Day 19 – Raid De Himalaya
Had a chat last night with a close friend. He is going to be in Kullu in time for the apparently famous Kullu Dashera. Hmmm… could be a nice idea. Kullu. Manikaran. Kasol. Dharamsala. So when I wake up in the morning, I have a three way dilemma on my hand.
#1 Go to the DC’s office and get a couple of days’ permit and leave for Tso Moriri.
#2 Leave for Kargil and travel through Zanskar Valley.
#3 Leave for Manali and join up with my friend.
After deep haranguing with my brain for about 20 minutes, I decided on Manali. Decision taken, I go down and put up my luggage on the bike and look heavenwards. The skies are ominous. All these days the skies have been nice and sunny and the one day I decide to scale the very interesting and very treacherous Manali Leh Highway, the skies decide to test me. But I go ahead. I am not the one to be deterred. 5 minutes later, I am in the only petrol pump in town which right now looks like is doling out free sex. All the taxis of Leh are lined up and no one’s getting any. I decide to try my luck at the pumps in the next two towns, travel 60 kilometers till Upshi to be told that there is no petrol. Still not the one to be put down easily, I backtrack 60 kms to Leh and et my fill of petrol. High on adrenaline and petrol, I reach Upshi. Again. This time around, there is another surprise.
At Upshi’s bridge over the Indus, traffic is not allowed. The cop manning the bridge tells me the Raid De Himalaya is expected to cross. No traffic from anywhere is allowed till the last vehicle is in. 2 hours I am told. It was 11 am. So I wait. Soon enough, the vehicles begin trickling in. The first one is a Gypsy. Then one more. Then the bikes. One by one. Roaring by.

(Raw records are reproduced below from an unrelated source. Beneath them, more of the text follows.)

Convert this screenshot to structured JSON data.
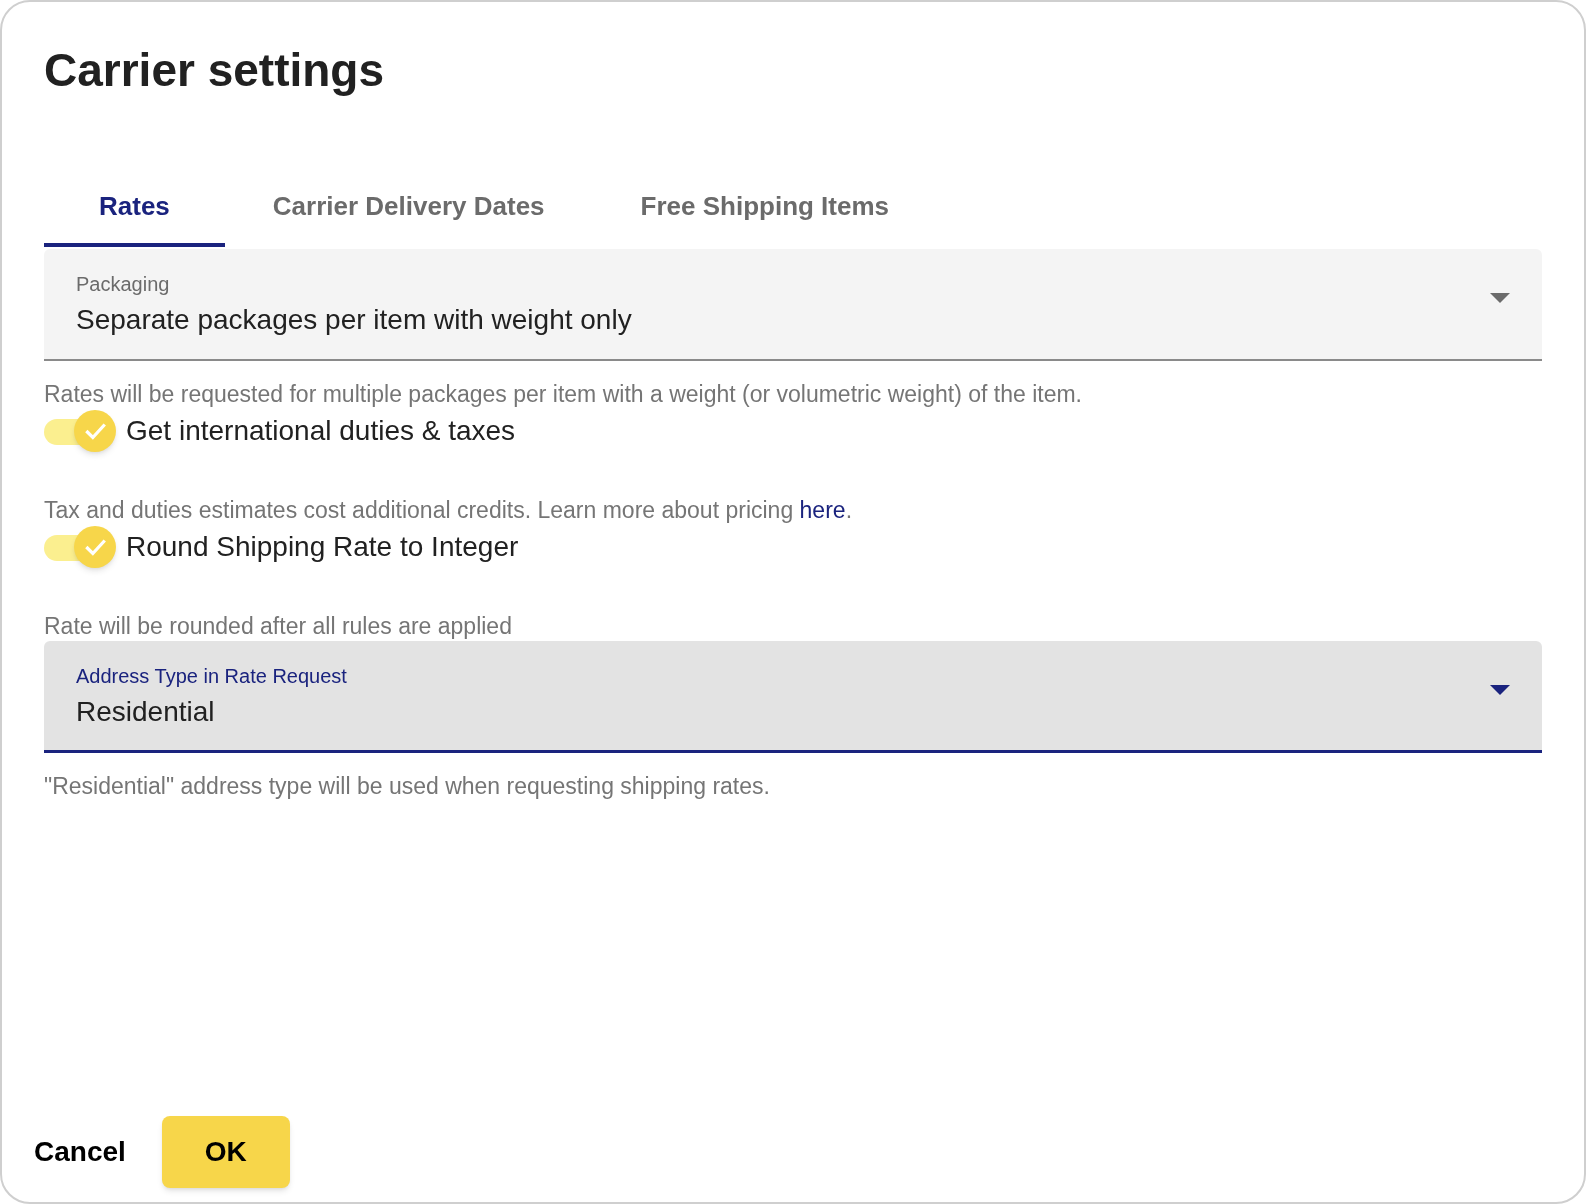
{
  "dialog": {
    "title": "Carrier settings"
  },
  "tabs": [
    {
      "label": "Rates",
      "selected": true
    },
    {
      "label": "Carrier Delivery Dates",
      "selected": false
    },
    {
      "label": "Free Shipping Items",
      "selected": false
    }
  ],
  "items": [
    {
      "kind": "select",
      "label": "Packaging",
      "value": "Separate packages per item with weight only",
      "focused": false
    },
    {
      "kind": "hint",
      "text": "Rates will be requested for multiple packages per item with a weight (or volumetric weight) of the item."
    },
    {
      "kind": "toggle",
      "label": "Get international duties & taxes",
      "on": true
    },
    {
      "kind": "hint",
      "text": "Tax and duties estimates cost additional credits. Learn more about pricing ",
      "link": "here",
      "after": "."
    },
    {
      "kind": "toggle",
      "label": "Round Shipping Rate to Integer",
      "on": true
    },
    {
      "kind": "hint",
      "text": "Rate will be rounded after all rules are applied"
    },
    {
      "kind": "select",
      "label": "Address Type in Rate Request",
      "value": "Residential",
      "focused": true
    },
    {
      "kind": "hint",
      "text": "\"Residential\" address type will be used when requesting shipping rates."
    }
  ],
  "buttons": [
    {
      "label": "Cancel",
      "kind": "text"
    },
    {
      "label": "OK",
      "kind": "filled"
    }
  ]
}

Now I have never been any closer to a rally than I have been to my TV. This is an eye opener. Now mind you the vehicles (well most of them anyway) are on their transport section. That means they have a maximum speed limit. So rather than roaring away to glory they are measuring their approach trying not to be faster than they are supposed to be. Even then, the whole thing is quite rocking. I head to the support vehicle taking the time and chat up the guys. Paid volunteers, they say. Explain to me the whole Raid and what they want to do. What the plans are. The guy says I could tag along (purely unofficially) the next day when the Raid goes (again unofficially) to Kargil. I ask about the track and he says it is too risky to try with a stock bike. Well we will see.
I wait for another 3 hours. Cars and bikes keep coming in. I am fascinated with each one of them. There is one woman on a Honda 650 bike. Few women in the cars too. Something is churning inside my belly. I realize it is that four letter word called WANT. I want to be in that group. Rather than taking photos, I want to be riding.

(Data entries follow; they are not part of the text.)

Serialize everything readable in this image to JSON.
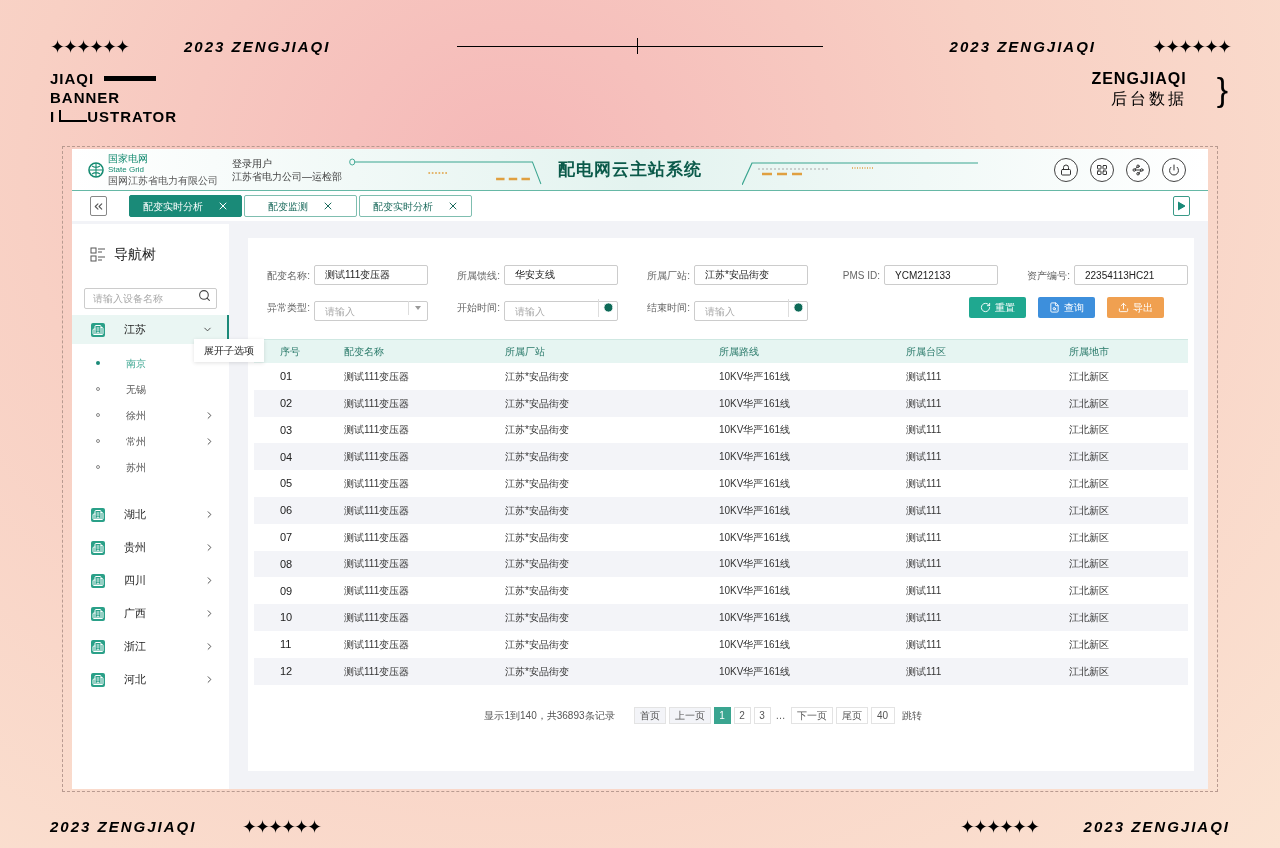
{
  "banner": {
    "stars_left": "✦✦✦✦✦✦",
    "year_left": "2023 ZENGJIAQI",
    "year_right": "2023 ZENGJIAQI",
    "stars_right": "✦✦✦✦✦✦",
    "brand_lines": [
      "JIAQI",
      "BANNER"
    ],
    "brand_last": [
      "I",
      "USTRATOR"
    ],
    "side_title": "ZENGJIAQI",
    "side_subtitle": "后台数据",
    "brace": "}"
  },
  "footer": {
    "year_left": "2023 ZENGJIAQI",
    "stars_left": "✦✦✦✦✦✦",
    "stars_right": "✦✦✦✦✦✦",
    "year_right": "2023 ZENGJIAQI"
  },
  "header": {
    "logo_name": "国家电网",
    "logo_en": "State Grid",
    "logo_company": "国网江苏省电力有限公司",
    "user_label": "登录用户",
    "user_org": "江苏省电力公司—运检部",
    "title": "配电网云主站系统"
  },
  "tabs": [
    {
      "label": "配变实时分析",
      "selected": true
    },
    {
      "label": "配变监测",
      "selected": false
    },
    {
      "label": "配变实时分析",
      "selected": false
    }
  ],
  "sidebar": {
    "title": "导航树",
    "search_placeholder": "请输入设备名称",
    "tooltip": "展开子选项",
    "items": [
      {
        "label": "江苏",
        "expanded": true,
        "selected": true,
        "children": [
          {
            "label": "南京",
            "selected": true,
            "expandable": false
          },
          {
            "label": "无锡",
            "selected": false,
            "expandable": false
          },
          {
            "label": "徐州",
            "selected": false,
            "expandable": true
          },
          {
            "label": "常州",
            "selected": false,
            "expandable": true
          },
          {
            "label": "苏州",
            "selected": false,
            "expandable": false
          }
        ]
      },
      {
        "label": "湖北",
        "expanded": false,
        "selected": false
      },
      {
        "label": "贵州",
        "expanded": false,
        "selected": false
      },
      {
        "label": "四川",
        "expanded": false,
        "selected": false
      },
      {
        "label": "广西",
        "expanded": false,
        "selected": false
      },
      {
        "label": "浙江",
        "expanded": false,
        "selected": false
      },
      {
        "label": "河北",
        "expanded": false,
        "selected": false
      }
    ]
  },
  "filters": [
    {
      "label": "配变名称:",
      "kind": "text",
      "value": "测试111变压器"
    },
    {
      "label": "所属馈线:",
      "kind": "text",
      "value": "华安支线"
    },
    {
      "label": "所属厂站:",
      "kind": "text",
      "value": "江苏*安品街变"
    },
    {
      "label": "PMS ID:",
      "kind": "text",
      "value": "YCM212133"
    },
    {
      "label": "资产编号:",
      "kind": "text",
      "value": "22354113HC21"
    },
    {
      "label": "异常类型:",
      "kind": "select",
      "placeholder": "请输入"
    },
    {
      "label": "开始时间:",
      "kind": "time",
      "placeholder": "请输入"
    },
    {
      "label": "结束时间:",
      "kind": "time",
      "placeholder": "请输入"
    }
  ],
  "actions": [
    {
      "label": "重置",
      "kind": "reset",
      "color": "#1fa890"
    },
    {
      "label": "查询",
      "kind": "search",
      "color": "#3d8fdc"
    },
    {
      "label": "导出",
      "kind": "export",
      "color": "#f0a050"
    }
  ],
  "table": {
    "columns": [
      "序号",
      "配变名称",
      "所属厂站",
      "所属路线",
      "所属台区",
      "所属地市"
    ],
    "rows": [
      [
        "01",
        "测试111变压器",
        "江苏*安品街变",
        "10KV华严161线",
        "测试111",
        "江北新区"
      ],
      [
        "02",
        "测试111变压器",
        "江苏*安品街变",
        "10KV华严161线",
        "测试111",
        "江北新区"
      ],
      [
        "03",
        "测试111变压器",
        "江苏*安品街变",
        "10KV华严161线",
        "测试111",
        "江北新区"
      ],
      [
        "04",
        "测试111变压器",
        "江苏*安品街变",
        "10KV华严161线",
        "测试111",
        "江北新区"
      ],
      [
        "05",
        "测试111变压器",
        "江苏*安品街变",
        "10KV华严161线",
        "测试111",
        "江北新区"
      ],
      [
        "06",
        "测试111变压器",
        "江苏*安品街变",
        "10KV华严161线",
        "测试111",
        "江北新区"
      ],
      [
        "07",
        "测试111变压器",
        "江苏*安品街变",
        "10KV华严161线",
        "测试111",
        "江北新区"
      ],
      [
        "08",
        "测试111变压器",
        "江苏*安品街变",
        "10KV华严161线",
        "测试111",
        "江北新区"
      ],
      [
        "09",
        "测试111变压器",
        "江苏*安品街变",
        "10KV华严161线",
        "测试111",
        "江北新区"
      ],
      [
        "10",
        "测试111变压器",
        "江苏*安品街变",
        "10KV华严161线",
        "测试111",
        "江北新区"
      ],
      [
        "11",
        "测试111变压器",
        "江苏*安品街变",
        "10KV华严161线",
        "测试111",
        "江北新区"
      ],
      [
        "12",
        "测试111变压器",
        "江苏*安品街变",
        "10KV华严161线",
        "测试111",
        "江北新区"
      ]
    ]
  },
  "pagination": {
    "summary": "显示1到140，共36893条记录",
    "first": "首页",
    "prev": "上一页",
    "pages": [
      {
        "label": "1",
        "selected": true
      },
      {
        "label": "2",
        "selected": false
      },
      {
        "label": "3",
        "selected": false
      }
    ],
    "ellipsis": "…",
    "next": "下一页",
    "last": "尾页",
    "jump_value": "40",
    "jump": "跳转"
  }
}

I finally move back to where my fully loaded bike was standing. And this time, next to it is standing a heavily modified Karizma and its rider sipping what I believe is a very very well deserved cup of tea. I chat him up. He is from Ahmedabad. Has been coming to the Raid for the last three years. Learnt everytime. Still managed to have a few falls. No major damage though. Did a load of modifications. I click a few pictures. I ask him what does it take. He is short on money. Shoe string budget, he says. But all that it needs is some heart. I couldn’t agree more.

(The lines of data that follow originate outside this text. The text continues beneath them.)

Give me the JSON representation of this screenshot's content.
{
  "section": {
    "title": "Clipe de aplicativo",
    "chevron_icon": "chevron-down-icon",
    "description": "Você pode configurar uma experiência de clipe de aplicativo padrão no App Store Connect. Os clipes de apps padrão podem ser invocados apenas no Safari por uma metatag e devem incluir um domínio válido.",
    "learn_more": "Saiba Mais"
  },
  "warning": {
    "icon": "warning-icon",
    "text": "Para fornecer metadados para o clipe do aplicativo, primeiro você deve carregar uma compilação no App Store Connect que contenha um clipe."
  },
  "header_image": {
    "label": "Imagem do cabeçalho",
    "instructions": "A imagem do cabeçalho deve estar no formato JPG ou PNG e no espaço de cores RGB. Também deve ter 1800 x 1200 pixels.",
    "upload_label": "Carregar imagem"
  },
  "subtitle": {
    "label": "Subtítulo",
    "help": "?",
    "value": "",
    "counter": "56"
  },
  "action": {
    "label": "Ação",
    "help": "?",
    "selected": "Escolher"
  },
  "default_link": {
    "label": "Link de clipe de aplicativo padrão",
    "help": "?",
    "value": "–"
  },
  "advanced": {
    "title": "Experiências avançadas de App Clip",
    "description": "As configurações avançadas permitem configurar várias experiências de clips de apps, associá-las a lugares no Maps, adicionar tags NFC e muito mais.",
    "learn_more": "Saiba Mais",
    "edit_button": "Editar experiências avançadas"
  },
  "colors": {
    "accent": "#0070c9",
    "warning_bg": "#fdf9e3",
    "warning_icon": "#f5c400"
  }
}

He finishes his cup of tea and is off. I decide to tag along. I follow him to Leh (including one close call with an Army truck). They all have congregated at a petrol pump outside the city. I see them and pangs of jealousy run through my veins. My hands are shaking. I need to be there. It doesn’t matter how many wheels I am controlling but I want to be there. I NEED TO BE THERE.
So here’s the message. Mr. Deepak, if you are reading this, open your eyes wide. If you do not get your four wheels in order, I am getting two of my own and coming here. You better believe this.